Yancoal told the ASX its biggest shareholder, Yanzhou Coal, had expressed interest in buying the 22 per cent of Yancoal that it does not own with a view to removing its Australian listing.
The offer, valued at $151 million, was too preliminary on Tuesday to constitute a formal offer, but the idea is sufficiently developed for Yancoal to publish the possible terms and to have advisers appointed.
Yancoal shareholders would be offered 0.91 CHESS depository interests in Yanzhou for each Yancoal share.
The proposal appears to contradict elements of a foreign ownership ruling handed down by former treasurer Wayne Swan last year.
When asked to approve Yancoal's merger with ASX-listed Gloucester Coal, Mr Swan demanded the merged entity be headquartered in Australia, operate with a mostly Australian staff and ensure its chief executive and chief financial officers reside in Australia.
He also demanded that Yancoal reduce its 78 per cent stake in the merged entity to less than 70 per cent, among a long list of demands.
BusinessDay expects Yanzhou will argue the parlous state of global coal markets means the Australian mines owned by Yancoal will be better served by being owned by a bigger company with lower debt ratios.
Yanzhou is listed on stock exchanges in Hong Kong, Shanghai and New York, and will argue it is far better able to raise funds through those markets than Yancoal. It will also argue the depository receipts may be a preferable asset for local shareholders.
Neither Mr Swan, Mr Bowen, nor the Treasury department - which houses the Foreign Investment Review Board - would comment on the proposal on Tuesday.
National Party MP Barnaby Joyce said the Yancoal decision would be a "test of the mettle of Mr Bowen".

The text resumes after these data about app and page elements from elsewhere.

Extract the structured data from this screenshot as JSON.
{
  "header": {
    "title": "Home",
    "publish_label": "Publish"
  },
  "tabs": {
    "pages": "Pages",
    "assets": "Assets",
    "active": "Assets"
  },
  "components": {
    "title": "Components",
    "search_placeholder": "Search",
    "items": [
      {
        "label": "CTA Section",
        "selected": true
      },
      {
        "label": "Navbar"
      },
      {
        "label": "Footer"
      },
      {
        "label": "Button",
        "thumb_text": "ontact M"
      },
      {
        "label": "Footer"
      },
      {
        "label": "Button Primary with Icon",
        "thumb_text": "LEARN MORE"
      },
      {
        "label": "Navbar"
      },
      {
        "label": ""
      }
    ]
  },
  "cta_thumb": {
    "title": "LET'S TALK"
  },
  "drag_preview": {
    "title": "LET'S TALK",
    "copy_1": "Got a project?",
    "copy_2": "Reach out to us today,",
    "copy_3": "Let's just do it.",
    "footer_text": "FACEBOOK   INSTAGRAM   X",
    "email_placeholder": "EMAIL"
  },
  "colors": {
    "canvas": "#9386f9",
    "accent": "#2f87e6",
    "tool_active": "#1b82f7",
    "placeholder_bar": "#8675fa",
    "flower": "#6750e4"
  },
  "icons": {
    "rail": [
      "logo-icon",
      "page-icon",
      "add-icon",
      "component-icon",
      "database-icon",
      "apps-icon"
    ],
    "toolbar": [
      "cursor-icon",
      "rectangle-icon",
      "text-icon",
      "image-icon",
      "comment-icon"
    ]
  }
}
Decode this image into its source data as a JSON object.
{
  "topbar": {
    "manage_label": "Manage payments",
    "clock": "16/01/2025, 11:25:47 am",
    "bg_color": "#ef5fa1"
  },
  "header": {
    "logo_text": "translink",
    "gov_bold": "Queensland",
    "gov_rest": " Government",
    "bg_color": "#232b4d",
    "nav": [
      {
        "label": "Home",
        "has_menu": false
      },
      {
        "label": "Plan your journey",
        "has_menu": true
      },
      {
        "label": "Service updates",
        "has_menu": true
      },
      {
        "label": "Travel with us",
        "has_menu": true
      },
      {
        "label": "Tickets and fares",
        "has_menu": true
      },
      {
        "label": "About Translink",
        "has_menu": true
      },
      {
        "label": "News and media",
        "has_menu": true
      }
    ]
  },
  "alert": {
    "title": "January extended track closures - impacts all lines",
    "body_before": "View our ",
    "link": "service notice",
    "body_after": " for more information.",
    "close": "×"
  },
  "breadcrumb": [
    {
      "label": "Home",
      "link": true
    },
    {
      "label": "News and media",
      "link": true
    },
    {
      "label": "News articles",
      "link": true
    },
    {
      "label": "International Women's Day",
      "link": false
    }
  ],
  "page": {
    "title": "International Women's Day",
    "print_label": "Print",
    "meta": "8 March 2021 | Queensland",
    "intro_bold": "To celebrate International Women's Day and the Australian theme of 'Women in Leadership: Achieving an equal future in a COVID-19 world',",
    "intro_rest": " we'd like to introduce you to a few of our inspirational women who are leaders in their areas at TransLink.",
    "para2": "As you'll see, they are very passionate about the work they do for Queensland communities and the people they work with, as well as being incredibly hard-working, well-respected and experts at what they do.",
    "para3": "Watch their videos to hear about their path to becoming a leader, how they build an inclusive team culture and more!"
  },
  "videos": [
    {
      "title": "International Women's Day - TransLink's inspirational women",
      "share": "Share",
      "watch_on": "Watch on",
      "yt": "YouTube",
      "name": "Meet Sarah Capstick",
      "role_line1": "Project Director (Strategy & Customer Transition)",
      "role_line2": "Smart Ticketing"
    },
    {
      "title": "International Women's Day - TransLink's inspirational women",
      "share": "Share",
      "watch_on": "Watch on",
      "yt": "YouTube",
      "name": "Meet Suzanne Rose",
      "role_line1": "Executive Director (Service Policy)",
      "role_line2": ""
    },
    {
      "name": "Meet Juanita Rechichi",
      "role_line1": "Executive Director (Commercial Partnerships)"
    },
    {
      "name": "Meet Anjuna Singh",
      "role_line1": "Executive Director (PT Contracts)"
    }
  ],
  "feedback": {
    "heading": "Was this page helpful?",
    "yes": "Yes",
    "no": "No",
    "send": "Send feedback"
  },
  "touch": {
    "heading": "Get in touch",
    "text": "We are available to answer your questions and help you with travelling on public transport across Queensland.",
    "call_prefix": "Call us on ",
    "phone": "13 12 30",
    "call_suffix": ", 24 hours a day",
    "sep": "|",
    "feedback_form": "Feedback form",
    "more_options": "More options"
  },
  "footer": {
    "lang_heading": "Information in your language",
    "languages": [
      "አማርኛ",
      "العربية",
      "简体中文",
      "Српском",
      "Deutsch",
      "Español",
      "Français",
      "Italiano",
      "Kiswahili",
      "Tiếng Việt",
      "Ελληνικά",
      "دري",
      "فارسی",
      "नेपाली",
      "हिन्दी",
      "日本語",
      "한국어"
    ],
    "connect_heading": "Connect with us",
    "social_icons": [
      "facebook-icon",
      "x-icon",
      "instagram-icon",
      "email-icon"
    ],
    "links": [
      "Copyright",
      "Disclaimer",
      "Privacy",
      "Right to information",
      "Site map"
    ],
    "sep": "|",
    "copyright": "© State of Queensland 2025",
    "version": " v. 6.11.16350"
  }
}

Yancoal owns numerous coking coal and thermal coal mines near Newcastle in NSW, west of Rockhampton in Queensland and helps manage Yanzhou assets near Collie in Western Australia.
Yancoal's independent directors will discuss the non-binding offer with Yanzhou before making any recommendation to shareholders.
RBC Capital Markets analyst Chris Drew estimated the offer effectively valued Yancoal shares at 69¢. Any transaction would value Yancoal at more than $700million.
The proposed privatisation comes barely a year after the merged entity floated on the ASX as Yancoal. The listing was one of the biggest of 2012 and came after Yanzhou spent several years accumulating Australian coal companies such as Felix Resources, Syntech Resources and assets from the likes of Wesfarmers and IMC Resources.
The privatisation movements helped pushed the stock 3¢ higher to close at 73¢.